New rules introduced last year by the Director of Public Prosecutions require detectives to provide the Crown Prosecution Service with an almost trial-ready prosecution file before it makes a charging decision.
But this change is causing additional stress for officers who are already overworked, under resourced and struggling to keep up with demand, according to Tim Hanson, Deputy Secretary of Greater Manchester Police Federation.
Tim, who is also the Federation’s Detectives’ Lead, said: “We are being asked to do a lot of pre-emptive work before we actually get into the crux of the evidence. And that has a massive impact on demand.
“We are being asked to jump through so many hoops before we actually get the evidence assessed. It has a negative effect on people not only coming to the police to make the allegations, but also in public confidence in the whole criminal justice system
It can be a huge waste of resources, particularly if a suspect admits to an offence or the CPS decides not to proceed”
A review by the Police Federation of England and Wales found that 95% of detectives said the changes had increased the number of hours they spend on pre-charge file preparation, and 87% said the changes had decreased the efficacy of the criminal justice system. And 87% of investigators said the job had become more stressful as a result of the changes.
Tim added: “I will be sharing the findings of the survey with the Force’s senior officers and local MPs to highlight the impact the issue is having on officers and their ability to deliver the service they want to the people of Greater Manchester.”

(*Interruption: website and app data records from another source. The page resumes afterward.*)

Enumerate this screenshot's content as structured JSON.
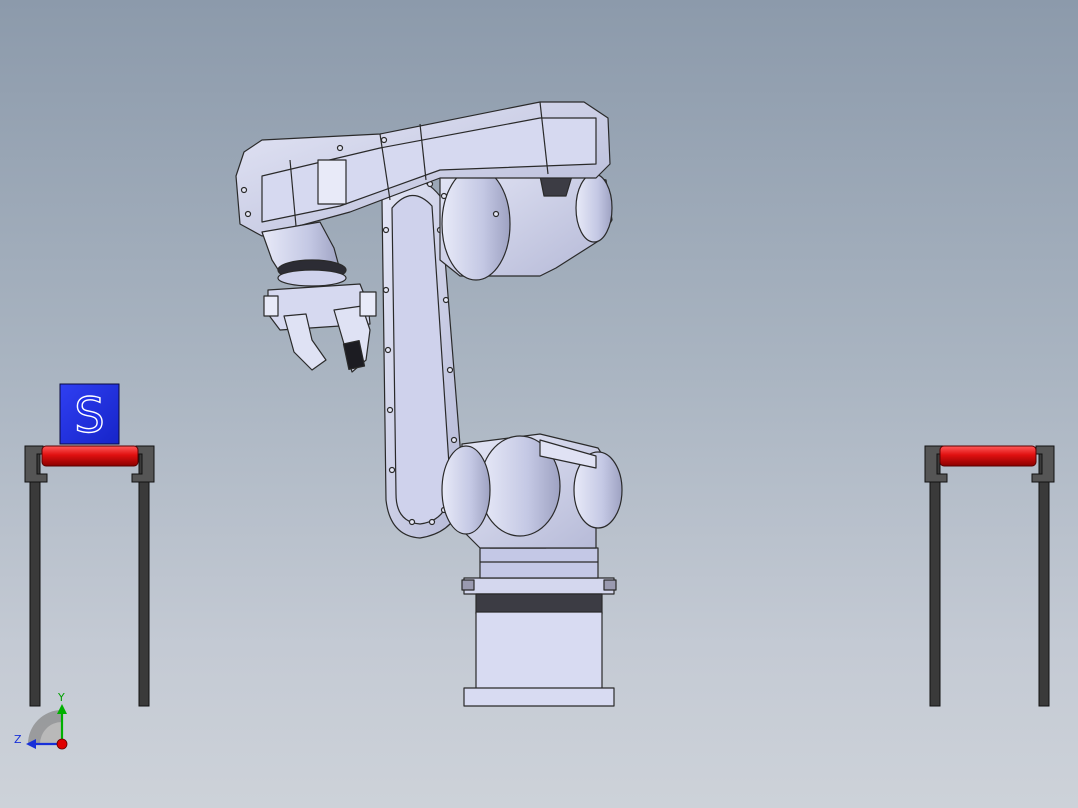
{
  "scene": {
    "box_letter": "S",
    "triad": {
      "y_label": "Y",
      "z_label": "Z"
    }
  },
  "colors": {
    "background_top": "#8c9aab",
    "background_bottom": "#cdd2d9",
    "box_blue": "#1f2fe6",
    "roller_red": "#e01010",
    "robot_body": "#c8ccea",
    "outline": "#2a2a2a"
  }
}
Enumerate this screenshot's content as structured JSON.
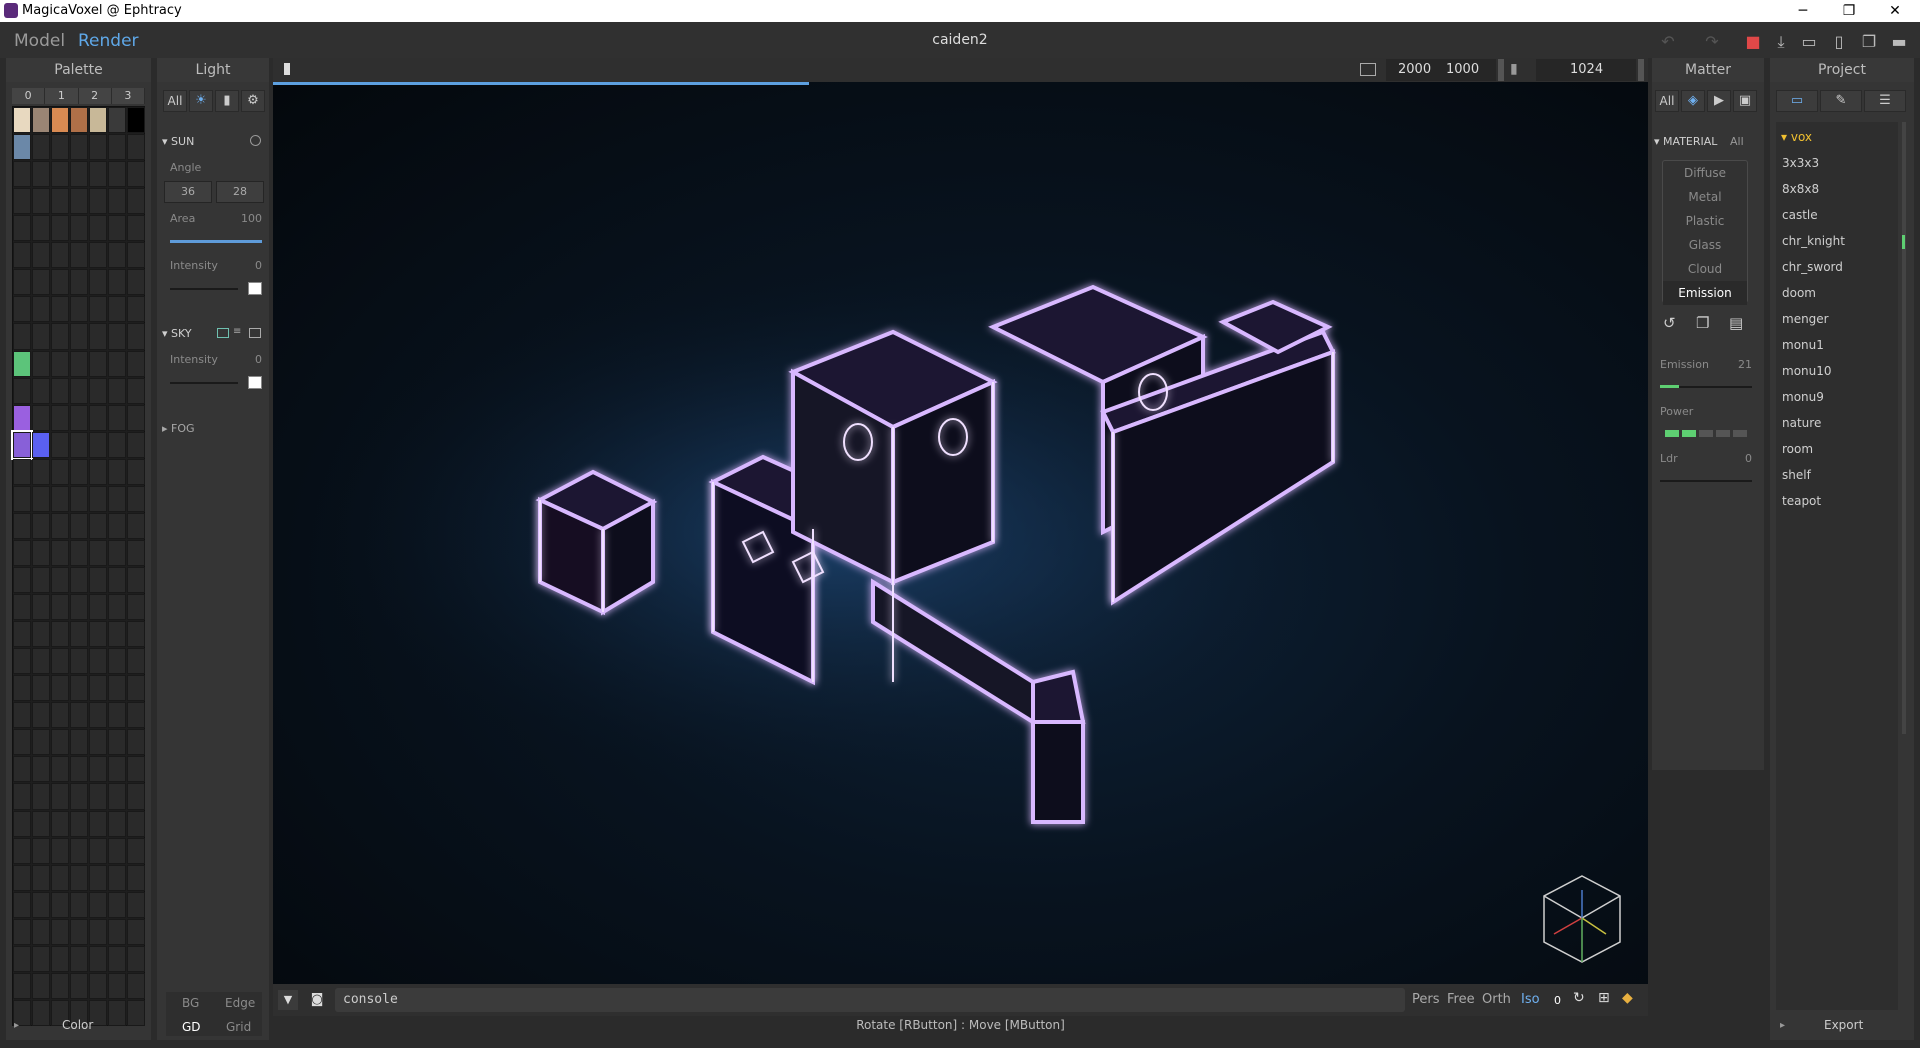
{
  "window": {
    "title": "MagicaVoxel @ Ephtracy",
    "minimize": "─",
    "maximize": "❐",
    "close": "✕"
  },
  "menu": {
    "model": "Model",
    "render": "Render",
    "file_title": "caiden2"
  },
  "palette": {
    "header": "Palette",
    "tabs": [
      "0",
      "1",
      "2",
      "3"
    ],
    "footer": "Color",
    "colors": [
      "#e8d9c0",
      "#9a8574",
      "#d88a52",
      "#b07048",
      "#c8b898",
      "#3a3a3a",
      "#000000",
      "#6b88a8",
      "#5cc47a",
      "#9a60e0",
      "#8860d8",
      "#5a60f0"
    ]
  },
  "light": {
    "header": "Light",
    "filter_all": "All",
    "sun": {
      "title": "SUN",
      "angle_label": "Angle",
      "angle_a": "36",
      "angle_b": "28",
      "area_label": "Area",
      "area_value": "100",
      "intensity_label": "Intensity",
      "intensity_value": "0"
    },
    "sky": {
      "title": "SKY",
      "intensity_label": "Intensity",
      "intensity_value": "0"
    },
    "fog": {
      "title": "FOG"
    },
    "footer": {
      "bg": "BG",
      "edge": "Edge",
      "gd": "GD",
      "grid": "Grid"
    }
  },
  "render": {
    "width": "2000",
    "height": "1000",
    "samples": "1024",
    "progress": 0.39
  },
  "matter": {
    "header": "Matter",
    "filter_all": "All",
    "material_title": "MATERIAL",
    "material_all": "All",
    "materials": [
      "Diffuse",
      "Metal",
      "Plastic",
      "Glass",
      "Cloud",
      "Emission"
    ],
    "selected": "Emission",
    "emission_label": "Emission",
    "emission_value": "21",
    "power_label": "Power",
    "ldr_label": "Ldr",
    "ldr_value": "0"
  },
  "project": {
    "header": "Project",
    "folder": "vox",
    "files": [
      "3x3x3",
      "8x8x8",
      "castle",
      "chr_knight",
      "chr_sword",
      "doom",
      "menger",
      "monu1",
      "monu10",
      "monu9",
      "nature",
      "room",
      "shelf",
      "teapot"
    ],
    "export": "Export"
  },
  "bottom": {
    "console": "console",
    "pers": "Pers",
    "free": "Free",
    "orth": "Orth",
    "iso": "Iso",
    "zero": "0"
  },
  "status": "Rotate [RButton] : Move [MButton]"
}
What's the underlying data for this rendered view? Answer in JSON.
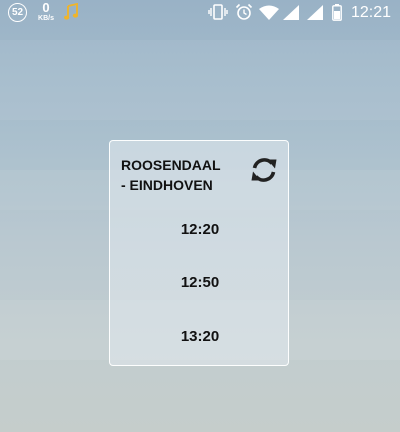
{
  "status_bar": {
    "notification_count": "52",
    "net_speed_value": "0",
    "net_speed_unit": "KB/s",
    "icons": [
      "music-note-icon",
      "vibrate-icon",
      "alarm-icon",
      "wifi-icon",
      "cell-signal-icon",
      "cell-signal-icon",
      "battery-icon"
    ],
    "time": "12:21"
  },
  "widget": {
    "route_line1": "ROOSENDAAL",
    "route_line2": "- EINDHOVEN",
    "refresh_icon": "refresh-icon",
    "departures": [
      "12:20",
      "12:50",
      "13:20"
    ]
  },
  "colors": {
    "music_icon": "#f0b429",
    "text": "#111111",
    "status_text": "#ffffff"
  }
}
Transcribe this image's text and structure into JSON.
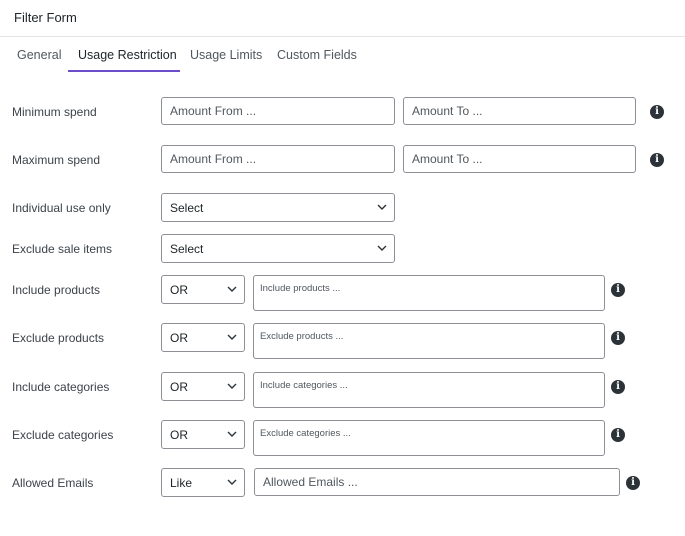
{
  "title": "Filter Form",
  "tabs": [
    "General",
    "Usage Restriction",
    "Usage Limits",
    "Custom Fields"
  ],
  "active_tab": "Usage Restriction",
  "rows": {
    "min_spend": {
      "label": "Minimum spend",
      "from_placeholder": "Amount From ...",
      "to_placeholder": "Amount To ..."
    },
    "max_spend": {
      "label": "Maximum spend",
      "from_placeholder": "Amount From ...",
      "to_placeholder": "Amount To ..."
    },
    "individual_use": {
      "label": "Individual use only",
      "value": "Select"
    },
    "exclude_sale": {
      "label": "Exclude sale items",
      "value": "Select"
    },
    "include_products": {
      "label": "Include products",
      "operator": "OR",
      "placeholder": "Include products ..."
    },
    "exclude_products": {
      "label": "Exclude products",
      "operator": "OR",
      "placeholder": "Exclude products ..."
    },
    "include_categories": {
      "label": "Include categories",
      "operator": "OR",
      "placeholder": "Include categories ..."
    },
    "exclude_categories": {
      "label": "Exclude categories",
      "operator": "OR",
      "placeholder": "Exclude categories ..."
    },
    "allowed_emails": {
      "label": "Allowed Emails",
      "operator": "Like",
      "placeholder": "Allowed Emails ..."
    }
  },
  "icons": {
    "info": "info-icon",
    "chevron": "chevron-down-icon"
  },
  "colors": {
    "accent": "#6a4dc7",
    "border": "#8c8f94",
    "info_bg": "#2c3338"
  }
}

He concluded: “We want the Police Minister and MPs to have a look at this issue so that the voice of our members can be heard and there can be a move back towards our previous system of agreed staged disclosure. The current directive issued by the DPP is a guidance document to the CPS however it’s been interpreted and enforced as though it is legislation. We want Parliament to have a look at it this issue and how the current DPP guidance is affecting the Criminal Justice System.”